ASSIGNMENT —
Each line below has to be output exactly, from first to last.

EXTRACTED MATERIAL —
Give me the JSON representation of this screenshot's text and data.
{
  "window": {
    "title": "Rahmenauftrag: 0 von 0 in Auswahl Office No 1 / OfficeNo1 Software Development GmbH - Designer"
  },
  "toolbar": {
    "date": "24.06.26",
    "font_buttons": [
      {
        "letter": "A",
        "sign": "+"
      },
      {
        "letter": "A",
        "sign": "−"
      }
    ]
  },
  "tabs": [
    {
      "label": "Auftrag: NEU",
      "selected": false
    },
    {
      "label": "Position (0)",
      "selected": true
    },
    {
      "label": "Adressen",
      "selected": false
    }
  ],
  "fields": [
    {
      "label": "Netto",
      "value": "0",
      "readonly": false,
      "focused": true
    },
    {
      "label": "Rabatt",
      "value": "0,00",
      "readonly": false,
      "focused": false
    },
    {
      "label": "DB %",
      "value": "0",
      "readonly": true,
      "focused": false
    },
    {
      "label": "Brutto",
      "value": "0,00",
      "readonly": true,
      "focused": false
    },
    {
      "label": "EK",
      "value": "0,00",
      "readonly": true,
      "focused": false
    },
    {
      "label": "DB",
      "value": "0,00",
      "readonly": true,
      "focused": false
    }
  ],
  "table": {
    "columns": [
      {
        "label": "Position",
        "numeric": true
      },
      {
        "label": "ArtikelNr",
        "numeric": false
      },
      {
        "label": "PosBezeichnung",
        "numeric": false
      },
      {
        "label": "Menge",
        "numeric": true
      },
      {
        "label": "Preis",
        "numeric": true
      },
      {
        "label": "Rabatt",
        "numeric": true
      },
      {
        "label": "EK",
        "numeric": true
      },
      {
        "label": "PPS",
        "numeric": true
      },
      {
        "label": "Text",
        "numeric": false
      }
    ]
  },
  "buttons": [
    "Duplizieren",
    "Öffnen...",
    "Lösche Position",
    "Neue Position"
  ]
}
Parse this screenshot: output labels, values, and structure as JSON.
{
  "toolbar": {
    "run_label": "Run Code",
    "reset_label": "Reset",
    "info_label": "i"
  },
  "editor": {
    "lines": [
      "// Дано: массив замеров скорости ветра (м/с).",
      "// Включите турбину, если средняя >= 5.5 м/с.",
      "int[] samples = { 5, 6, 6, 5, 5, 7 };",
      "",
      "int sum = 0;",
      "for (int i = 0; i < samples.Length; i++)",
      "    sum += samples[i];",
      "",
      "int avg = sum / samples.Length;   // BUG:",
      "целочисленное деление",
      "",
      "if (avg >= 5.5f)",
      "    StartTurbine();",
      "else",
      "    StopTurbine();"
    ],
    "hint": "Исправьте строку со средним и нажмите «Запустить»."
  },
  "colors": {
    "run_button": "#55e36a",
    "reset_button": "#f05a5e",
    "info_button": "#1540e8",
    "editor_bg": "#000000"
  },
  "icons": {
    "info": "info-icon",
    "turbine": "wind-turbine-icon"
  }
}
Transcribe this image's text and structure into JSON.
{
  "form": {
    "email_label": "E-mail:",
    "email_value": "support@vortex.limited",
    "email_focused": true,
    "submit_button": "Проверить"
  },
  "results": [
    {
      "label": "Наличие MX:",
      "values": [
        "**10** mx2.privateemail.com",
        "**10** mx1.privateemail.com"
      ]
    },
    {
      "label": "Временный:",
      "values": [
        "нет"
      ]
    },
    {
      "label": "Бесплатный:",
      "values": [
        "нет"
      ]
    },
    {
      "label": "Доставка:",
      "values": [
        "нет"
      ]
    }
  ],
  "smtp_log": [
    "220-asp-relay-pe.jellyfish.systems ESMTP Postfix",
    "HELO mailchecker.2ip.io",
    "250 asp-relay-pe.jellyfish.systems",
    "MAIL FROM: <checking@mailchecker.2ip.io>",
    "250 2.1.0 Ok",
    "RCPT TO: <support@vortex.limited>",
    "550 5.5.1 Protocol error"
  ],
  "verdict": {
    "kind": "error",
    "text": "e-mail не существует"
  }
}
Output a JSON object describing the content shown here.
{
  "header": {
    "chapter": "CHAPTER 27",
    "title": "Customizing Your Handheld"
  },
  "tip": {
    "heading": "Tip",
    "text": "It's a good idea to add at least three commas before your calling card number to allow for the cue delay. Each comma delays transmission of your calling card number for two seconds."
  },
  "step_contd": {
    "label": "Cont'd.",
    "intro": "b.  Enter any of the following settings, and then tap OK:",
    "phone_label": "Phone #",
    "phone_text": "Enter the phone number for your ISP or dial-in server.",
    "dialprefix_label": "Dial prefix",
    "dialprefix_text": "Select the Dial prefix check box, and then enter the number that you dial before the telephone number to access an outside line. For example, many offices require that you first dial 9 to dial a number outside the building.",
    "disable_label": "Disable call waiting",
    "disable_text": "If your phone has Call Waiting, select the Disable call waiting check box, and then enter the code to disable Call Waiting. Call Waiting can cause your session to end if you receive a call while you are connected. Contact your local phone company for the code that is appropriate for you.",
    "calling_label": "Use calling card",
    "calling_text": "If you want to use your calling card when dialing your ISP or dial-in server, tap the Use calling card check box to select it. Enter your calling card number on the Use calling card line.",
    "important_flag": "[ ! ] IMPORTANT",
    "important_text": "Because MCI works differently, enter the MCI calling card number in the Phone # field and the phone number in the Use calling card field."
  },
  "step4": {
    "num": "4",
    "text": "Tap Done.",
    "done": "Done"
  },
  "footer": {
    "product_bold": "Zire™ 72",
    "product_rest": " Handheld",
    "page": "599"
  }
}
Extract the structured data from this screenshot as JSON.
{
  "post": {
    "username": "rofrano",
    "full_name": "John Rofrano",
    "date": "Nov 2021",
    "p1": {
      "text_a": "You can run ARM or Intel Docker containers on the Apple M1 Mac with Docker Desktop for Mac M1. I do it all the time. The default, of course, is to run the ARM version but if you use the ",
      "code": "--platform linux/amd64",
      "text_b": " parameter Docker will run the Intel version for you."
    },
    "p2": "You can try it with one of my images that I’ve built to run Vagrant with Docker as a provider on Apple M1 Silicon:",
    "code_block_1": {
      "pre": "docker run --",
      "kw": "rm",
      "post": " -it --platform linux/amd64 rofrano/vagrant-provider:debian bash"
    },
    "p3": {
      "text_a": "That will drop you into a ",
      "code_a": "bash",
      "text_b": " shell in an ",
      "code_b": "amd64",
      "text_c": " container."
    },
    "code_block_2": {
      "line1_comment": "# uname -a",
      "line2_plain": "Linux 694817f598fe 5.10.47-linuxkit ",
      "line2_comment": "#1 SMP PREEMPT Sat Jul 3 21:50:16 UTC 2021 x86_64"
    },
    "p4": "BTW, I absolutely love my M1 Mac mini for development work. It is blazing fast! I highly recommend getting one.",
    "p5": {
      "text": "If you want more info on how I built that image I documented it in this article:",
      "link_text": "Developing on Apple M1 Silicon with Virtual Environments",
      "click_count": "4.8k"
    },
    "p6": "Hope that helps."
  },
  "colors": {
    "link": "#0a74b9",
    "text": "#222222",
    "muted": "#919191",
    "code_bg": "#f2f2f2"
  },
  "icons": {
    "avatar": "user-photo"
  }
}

EXERCISE RESPONSE —
Give me the JSON representation of this screenshot's text and data.
{
  "window": {
    "title": "Rahmenauftrag: 0 von 0 in Auswahl Office No 1 / OfficeNo1 Software Development GmbH - Designer"
  },
  "toolbar": {
    "date": "24.06.26",
    "font_buttons": [
      {
        "letter": "A",
        "sign": "+"
      },
      {
        "letter": "A",
        "sign": "−"
      }
    ]
  },
  "tabs": [
    {
      "label": "Auftrag: NEU",
      "selected": false
    },
    {
      "label": "Position (0)",
      "selected": true
    },
    {
      "label": "Adressen",
      "selected": false
    }
  ],
  "fields": [
    {
      "label": "Netto",
      "value": "0",
      "readonly": false,
      "focused": true
    },
    {
      "label": "Rabatt",
      "value": "0,00",
      "readonly": false,
      "focused": false
    },
    {
      "label": "DB %",
      "value": "0",
      "readonly": true,
      "focused": false
    },
    {
      "label": "Brutto",
      "value": "0,00",
      "readonly": true,
      "focused": false
    },
    {
      "label": "EK",
      "value": "0,00",
      "readonly": true,
      "focused": false
    },
    {
      "label": "DB",
      "value": "0,00",
      "readonly": true,
      "focused": false
    }
  ],
  "table": {
    "columns": [
      {
        "label": "Position",
        "numeric": true
      },
      {
        "label": "ArtikelNr",
        "numeric": false
      },
      {
        "label": "PosBezeichnung",
        "numeric": false
      },
      {
        "label": "Menge",
        "numeric": true
      },
      {
        "label": "Preis",
        "numeric": true
      },
      {
        "label": "Rabatt",
        "numeric": true
      },
      {
        "label": "EK",
        "numeric": true
      },
      {
        "label": "PPS",
        "numeric": true
      },
      {
        "label": "Text",
        "numeric": false
      }
    ]
  },
  "buttons": [
    "Duplizieren",
    "Öffnen...",
    "Lösche Position",
    "Neue Position"
  ]
}
Parse this screenshot: output labels, values, and structure as JSON.
{
  "toolbar": {
    "run_label": "Run Code",
    "reset_label": "Reset",
    "info_label": "i"
  },
  "editor": {
    "lines": [
      "// Дано: массив замеров скорости ветра (м/с).",
      "// Включите турбину, если средняя >= 5.5 м/с.",
      "int[] samples = { 5, 6, 6, 5, 5, 7 };",
      "",
      "int sum = 0;",
      "for (int i = 0; i < samples.Length; i++)",
      "    sum += samples[i];",
      "",
      "int avg = sum / samples.Length;   // BUG:",
      "целочисленное деление",
      "",
      "if (avg >= 5.5f)",
      "    StartTurbine();",
      "else",
      "    StopTurbine();"
    ],
    "hint": "Исправьте строку со средним и нажмите «Запустить»."
  },
  "colors": {
    "run_button": "#55e36a",
    "reset_button": "#f05a5e",
    "info_button": "#1540e8",
    "editor_bg": "#000000"
  },
  "icons": {
    "info": "info-icon",
    "turbine": "wind-turbine-icon"
  }
}
Transcribe this image's text and structure into JSON.
{
  "form": {
    "email_label": "E-mail:",
    "email_value": "support@vortex.limited",
    "email_focused": true,
    "submit_button": "Проверить"
  },
  "results": [
    {
      "label": "Наличие MX:",
      "values": [
        "**10** mx2.privateemail.com",
        "**10** mx1.privateemail.com"
      ]
    },
    {
      "label": "Временный:",
      "values": [
        "нет"
      ]
    },
    {
      "label": "Бесплатный:",
      "values": [
        "нет"
      ]
    },
    {
      "label": "Доставка:",
      "values": [
        "нет"
      ]
    }
  ],
  "smtp_log": [
    "220-asp-relay-pe.jellyfish.systems ESMTP Postfix",
    "HELO mailchecker.2ip.io",
    "250 asp-relay-pe.jellyfish.systems",
    "MAIL FROM: <checking@mailchecker.2ip.io>",
    "250 2.1.0 Ok",
    "RCPT TO: <support@vortex.limited>",
    "550 5.5.1 Protocol error"
  ],
  "verdict": {
    "kind": "error",
    "text": "e-mail не существует"
  }
}
Output a JSON object describing the content shown here.
{
  "header": {
    "chapter": "CHAPTER 27",
    "title": "Customizing Your Handheld"
  },
  "tip": {
    "heading": "Tip",
    "text": "It's a good idea to add at least three commas before your calling card number to allow for the cue delay. Each comma delays transmission of your calling card number for two seconds."
  },
  "step_contd": {
    "label": "Cont'd.",
    "intro": "b.  Enter any of the following settings, and then tap OK:",
    "phone_label": "Phone #",
    "phone_text": "Enter the phone number for your ISP or dial-in server.",
    "dialprefix_label": "Dial prefix",
    "dialprefix_text": "Select the Dial prefix check box, and then enter the number that you dial before the telephone number to access an outside line. For example, many offices require that you first dial 9 to dial a number outside the building.",
    "disable_label": "Disable call waiting",
    "disable_text": "If your phone has Call Waiting, select the Disable call waiting check box, and then enter the code to disable Call Waiting. Call Waiting can cause your session to end if you receive a call while you are connected. Contact your local phone company for the code that is appropriate for you.",
    "calling_label": "Use calling card",
    "calling_text": "If you want to use your calling card when dialing your ISP or dial-in server, tap the Use calling card check box to select it. Enter your calling card number on the Use calling card line.",
    "important_flag": "[ ! ] IMPORTANT",
    "important_text": "Because MCI works differently, enter the MCI calling card number in the Phone # field and the phone number in the Use calling card field."
  },
  "step4": {
    "num": "4",
    "text": "Tap Done.",
    "done": "Done"
  },
  "footer": {
    "product_bold": "Zire™ 72",
    "product_rest": " Handheld",
    "page": "599"
  }
}
Extract the structured data from this screenshot as JSON.
{
  "post": {
    "username": "rofrano",
    "full_name": "John Rofrano",
    "date": "Nov 2021",
    "p1": {
      "text_a": "You can run ARM or Intel Docker containers on the Apple M1 Mac with Docker Desktop for Mac M1. I do it all the time. The default, of course, is to run the ARM version but if you use the ",
      "code": "--platform linux/amd64",
      "text_b": " parameter Docker will run the Intel version for you."
    },
    "p2": "You can try it with one of my images that I’ve built to run Vagrant with Docker as a provider on Apple M1 Silicon:",
    "code_block_1": {
      "pre": "docker run --",
      "kw": "rm",
      "post": " -it --platform linux/amd64 rofrano/vagrant-provider:debian bash"
    },
    "p3": {
      "text_a": "That will drop you into a ",
      "code_a": "bash",
      "text_b": " shell in an ",
      "code_b": "amd64",
      "text_c": " container."
    },
    "code_block_2": {
      "line1_comment": "# uname -a",
      "line2_plain": "Linux 694817f598fe 5.10.47-linuxkit ",
      "line2_comment": "#1 SMP PREEMPT Sat Jul 3 21:50:16 UTC 2021 x86_64"
    },
    "p4": "BTW, I absolutely love my M1 Mac mini for development work. It is blazing fast! I highly recommend getting one.",
    "p5": {
      "text": "If you want more info on how I built that image I documented it in this article:",
      "link_text": "Developing on Apple M1 Silicon with Virtual Environments",
      "click_count": "4.8k"
    },
    "p6": "Hope that helps."
  },
  "colors": {
    "link": "#0a74b9",
    "text": "#222222",
    "muted": "#919191",
    "code_bg": "#f2f2f2"
  },
  "icons": {
    "avatar": "user-photo"
  }
}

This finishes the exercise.